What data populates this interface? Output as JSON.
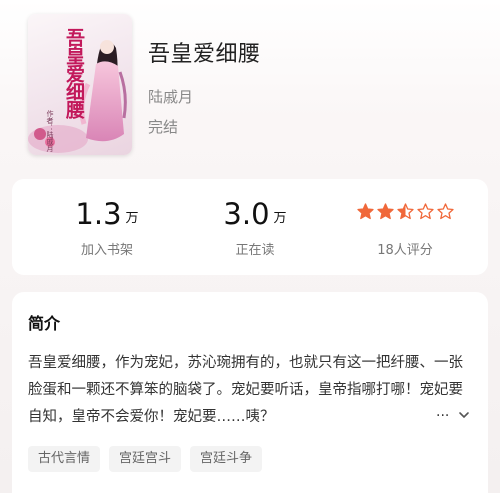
{
  "book": {
    "cover_title": "吾皇爱细腰",
    "cover_author": "作者：陆戚月",
    "title": "吾皇爱细腰",
    "author": "陆戚月",
    "status": "完结"
  },
  "stats": {
    "shelf": {
      "value": "1.3",
      "unit": "万",
      "label": "加入书架"
    },
    "reading": {
      "value": "3.0",
      "unit": "万",
      "label": "正在读"
    },
    "rating": {
      "stars": 2.5,
      "max": 5,
      "label": "18人评分",
      "color": "#f0683a"
    }
  },
  "intro": {
    "heading": "简介",
    "text": "吾皇爱细腰，作为宠妃，苏沁琬拥有的，也就只有这一把纤腰、一张脸蛋和一颗还不算笨的脑袋了。宠妃要听话，皇帝指哪打哪！宠妃要自知，皇帝不会爱你！宠妃要……咦？",
    "ellipsis": "...",
    "expand_icon": "chevron-down-icon",
    "tags": [
      "古代言情",
      "宫廷宫斗",
      "宫廷斗争"
    ]
  }
}
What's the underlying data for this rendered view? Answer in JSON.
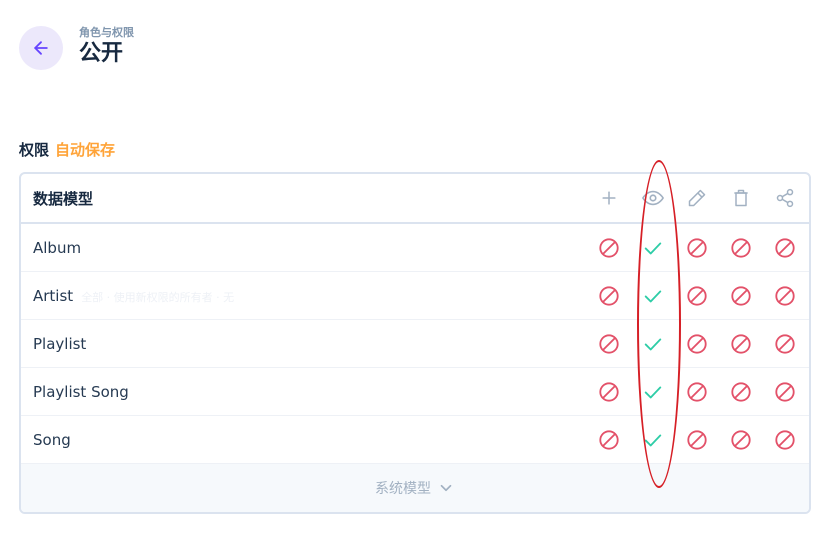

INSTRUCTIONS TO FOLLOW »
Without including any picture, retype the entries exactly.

SOLUTION TO THIS PROBLEM »
What data populates this interface? Output as JSON.
{
  "book": {
    "cover_title": "吾皇爱细腰",
    "cover_author": "作者：陆戚月",
    "title": "吾皇爱细腰",
    "author": "陆戚月",
    "status": "完结"
  },
  "stats": {
    "shelf": {
      "value": "1.3",
      "unit": "万",
      "label": "加入书架"
    },
    "reading": {
      "value": "3.0",
      "unit": "万",
      "label": "正在读"
    },
    "rating": {
      "stars": 2.5,
      "max": 5,
      "label": "18人评分",
      "color": "#f0683a"
    }
  },
  "intro": {
    "heading": "简介",
    "text": "吾皇爱细腰，作为宠妃，苏沁琬拥有的，也就只有这一把纤腰、一张脸蛋和一颗还不算笨的脑袋了。宠妃要听话，皇帝指哪打哪！宠妃要自知，皇帝不会爱你！宠妃要……咦？",
    "ellipsis": "...",
    "expand_icon": "chevron-down-icon",
    "tags": [
      "古代言情",
      "宫廷宫斗",
      "宫廷斗争"
    ]
  }
}
What's the underlying data for this rendered view? Answer in JSON.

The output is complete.